For one serving 
(you can double this recipe as many times as you like to get a bigger batch):

1 cup milk
1 tablespoon cocoa powder*
1 tablespoon honey*
1/4 tsp vanilla
Other additives as desired

*A note on proportions: The cocoa and honey are really "to taste." I like mine very dark and rich, so I usually use more like 1.5 teaspoons honey and a heaping tablespoon of cocoa. Mahon likes his sweet, so I do a scant tablespoon of cocoa and a tablespoon of honey.

Stovetop: Combine milk, honey, and cocoa in a small saucepan and warm over medium heat. (It's best to mix them with a whisk to make sure the cocoa doesn't clump.) If using raw honey, you'll want to add that to the milk first and let it melt before adding the cocoa. Once the desired temperature is reached, remove from heat and stir in vanilla. Don't boil the milk.

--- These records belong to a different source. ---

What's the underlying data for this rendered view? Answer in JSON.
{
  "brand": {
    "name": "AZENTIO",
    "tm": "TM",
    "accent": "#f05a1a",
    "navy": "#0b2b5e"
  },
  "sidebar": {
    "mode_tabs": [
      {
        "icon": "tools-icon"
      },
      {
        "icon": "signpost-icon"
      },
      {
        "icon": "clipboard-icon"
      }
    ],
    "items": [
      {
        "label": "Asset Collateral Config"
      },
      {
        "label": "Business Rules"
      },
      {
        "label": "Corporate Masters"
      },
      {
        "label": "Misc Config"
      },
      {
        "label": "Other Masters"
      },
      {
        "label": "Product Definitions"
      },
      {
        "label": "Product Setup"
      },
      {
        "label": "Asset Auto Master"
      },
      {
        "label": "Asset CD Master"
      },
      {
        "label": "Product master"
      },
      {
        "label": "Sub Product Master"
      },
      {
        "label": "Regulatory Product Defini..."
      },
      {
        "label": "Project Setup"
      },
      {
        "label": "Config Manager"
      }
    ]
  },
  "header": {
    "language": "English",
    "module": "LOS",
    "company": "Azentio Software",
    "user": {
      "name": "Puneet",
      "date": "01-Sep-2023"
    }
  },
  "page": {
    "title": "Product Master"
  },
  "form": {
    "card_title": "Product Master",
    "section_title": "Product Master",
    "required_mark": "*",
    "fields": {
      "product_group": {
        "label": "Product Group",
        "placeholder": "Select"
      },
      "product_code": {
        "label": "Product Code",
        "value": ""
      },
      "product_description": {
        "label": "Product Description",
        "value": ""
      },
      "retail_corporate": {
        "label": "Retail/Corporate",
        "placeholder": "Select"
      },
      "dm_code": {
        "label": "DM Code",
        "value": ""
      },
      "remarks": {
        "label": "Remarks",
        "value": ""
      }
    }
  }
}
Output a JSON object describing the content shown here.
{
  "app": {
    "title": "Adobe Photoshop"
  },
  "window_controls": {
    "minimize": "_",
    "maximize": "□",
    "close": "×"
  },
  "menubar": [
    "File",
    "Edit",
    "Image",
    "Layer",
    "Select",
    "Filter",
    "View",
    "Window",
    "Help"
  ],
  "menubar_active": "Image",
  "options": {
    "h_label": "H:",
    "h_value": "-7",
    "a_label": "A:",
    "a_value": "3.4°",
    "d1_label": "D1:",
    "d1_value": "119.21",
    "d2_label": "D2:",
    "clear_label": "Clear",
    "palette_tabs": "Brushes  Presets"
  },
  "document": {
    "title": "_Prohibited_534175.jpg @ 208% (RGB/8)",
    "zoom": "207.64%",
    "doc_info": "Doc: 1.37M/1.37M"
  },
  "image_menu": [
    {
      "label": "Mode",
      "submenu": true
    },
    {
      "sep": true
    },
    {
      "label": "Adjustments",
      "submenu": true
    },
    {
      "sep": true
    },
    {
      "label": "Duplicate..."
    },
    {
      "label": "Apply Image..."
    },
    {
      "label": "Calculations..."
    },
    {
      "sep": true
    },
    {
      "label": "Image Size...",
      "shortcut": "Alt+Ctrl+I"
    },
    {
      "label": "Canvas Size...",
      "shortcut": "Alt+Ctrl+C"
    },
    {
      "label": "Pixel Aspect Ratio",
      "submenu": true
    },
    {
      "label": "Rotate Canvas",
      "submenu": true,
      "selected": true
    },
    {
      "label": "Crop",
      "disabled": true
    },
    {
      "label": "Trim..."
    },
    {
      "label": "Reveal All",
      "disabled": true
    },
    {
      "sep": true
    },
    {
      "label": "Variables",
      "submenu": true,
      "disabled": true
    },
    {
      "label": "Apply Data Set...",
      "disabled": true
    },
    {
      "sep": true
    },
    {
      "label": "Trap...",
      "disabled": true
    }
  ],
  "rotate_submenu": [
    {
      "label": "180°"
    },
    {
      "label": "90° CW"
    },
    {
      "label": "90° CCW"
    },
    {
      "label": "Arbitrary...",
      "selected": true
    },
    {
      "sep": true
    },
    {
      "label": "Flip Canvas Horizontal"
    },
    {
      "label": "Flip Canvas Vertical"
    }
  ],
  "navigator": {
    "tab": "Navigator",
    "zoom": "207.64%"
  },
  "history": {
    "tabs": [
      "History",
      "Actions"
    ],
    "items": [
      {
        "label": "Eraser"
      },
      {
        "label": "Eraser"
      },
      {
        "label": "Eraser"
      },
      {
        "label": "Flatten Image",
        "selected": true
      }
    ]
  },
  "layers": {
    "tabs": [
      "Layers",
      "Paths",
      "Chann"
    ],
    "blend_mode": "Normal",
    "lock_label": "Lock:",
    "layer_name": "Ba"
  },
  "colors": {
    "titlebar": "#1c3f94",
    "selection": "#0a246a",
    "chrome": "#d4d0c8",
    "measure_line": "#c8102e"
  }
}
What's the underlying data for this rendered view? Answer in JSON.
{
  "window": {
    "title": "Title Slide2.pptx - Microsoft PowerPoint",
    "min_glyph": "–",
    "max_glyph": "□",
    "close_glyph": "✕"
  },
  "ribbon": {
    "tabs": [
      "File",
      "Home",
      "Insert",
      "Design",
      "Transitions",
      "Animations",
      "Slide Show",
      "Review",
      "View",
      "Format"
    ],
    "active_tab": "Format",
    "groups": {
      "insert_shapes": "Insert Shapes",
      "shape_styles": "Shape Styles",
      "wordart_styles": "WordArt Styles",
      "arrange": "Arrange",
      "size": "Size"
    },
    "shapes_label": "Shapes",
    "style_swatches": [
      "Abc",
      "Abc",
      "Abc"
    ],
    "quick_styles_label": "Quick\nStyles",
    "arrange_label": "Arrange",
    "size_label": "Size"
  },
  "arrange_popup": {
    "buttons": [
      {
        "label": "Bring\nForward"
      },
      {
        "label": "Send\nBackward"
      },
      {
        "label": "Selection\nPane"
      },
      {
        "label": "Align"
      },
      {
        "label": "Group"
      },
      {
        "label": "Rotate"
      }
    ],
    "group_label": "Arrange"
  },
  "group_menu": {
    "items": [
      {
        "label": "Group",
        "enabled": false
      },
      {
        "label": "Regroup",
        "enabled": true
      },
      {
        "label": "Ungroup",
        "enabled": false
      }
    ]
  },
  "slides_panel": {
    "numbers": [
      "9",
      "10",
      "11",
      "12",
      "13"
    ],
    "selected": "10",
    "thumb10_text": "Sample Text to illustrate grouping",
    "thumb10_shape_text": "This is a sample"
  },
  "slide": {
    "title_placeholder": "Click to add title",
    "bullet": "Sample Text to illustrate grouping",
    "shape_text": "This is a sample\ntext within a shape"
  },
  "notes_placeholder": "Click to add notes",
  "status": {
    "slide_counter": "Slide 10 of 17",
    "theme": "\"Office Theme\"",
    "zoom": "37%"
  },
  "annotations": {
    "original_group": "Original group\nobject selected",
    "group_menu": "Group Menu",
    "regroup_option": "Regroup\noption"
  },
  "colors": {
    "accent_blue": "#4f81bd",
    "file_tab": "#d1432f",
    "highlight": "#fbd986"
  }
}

Microwave: In a microwave-safe mug (for one serving) or glass bowl or glass measure (for larger amounts), heat milk and honey together until desired temperature is reached (usually 1-2 minutes). I find it helpful to loosely cover my mug; it sort of "steams" the milk and prevents it from developing a skin. Remove from microwave (if you're using raw honey, make sure the honey is melted and integrated into the milk) and stir in cocoa and vanilla. Because the cocoa tends to clump, I find it is easiest to use a small whisk to combine everything.

You can also add anything else you would like—cinnamon is good (just make sure you add it at the same time as the cocoa so that it doesn't clump in the milk), as is a teaspoon of extra virgin coconut oil (and it's really healthy too!). The sky is the limit!

Oh, and if you're feeling particularly indulgent, add a little drizzle of heavy cream into your cup to cool it down! You will not regret it!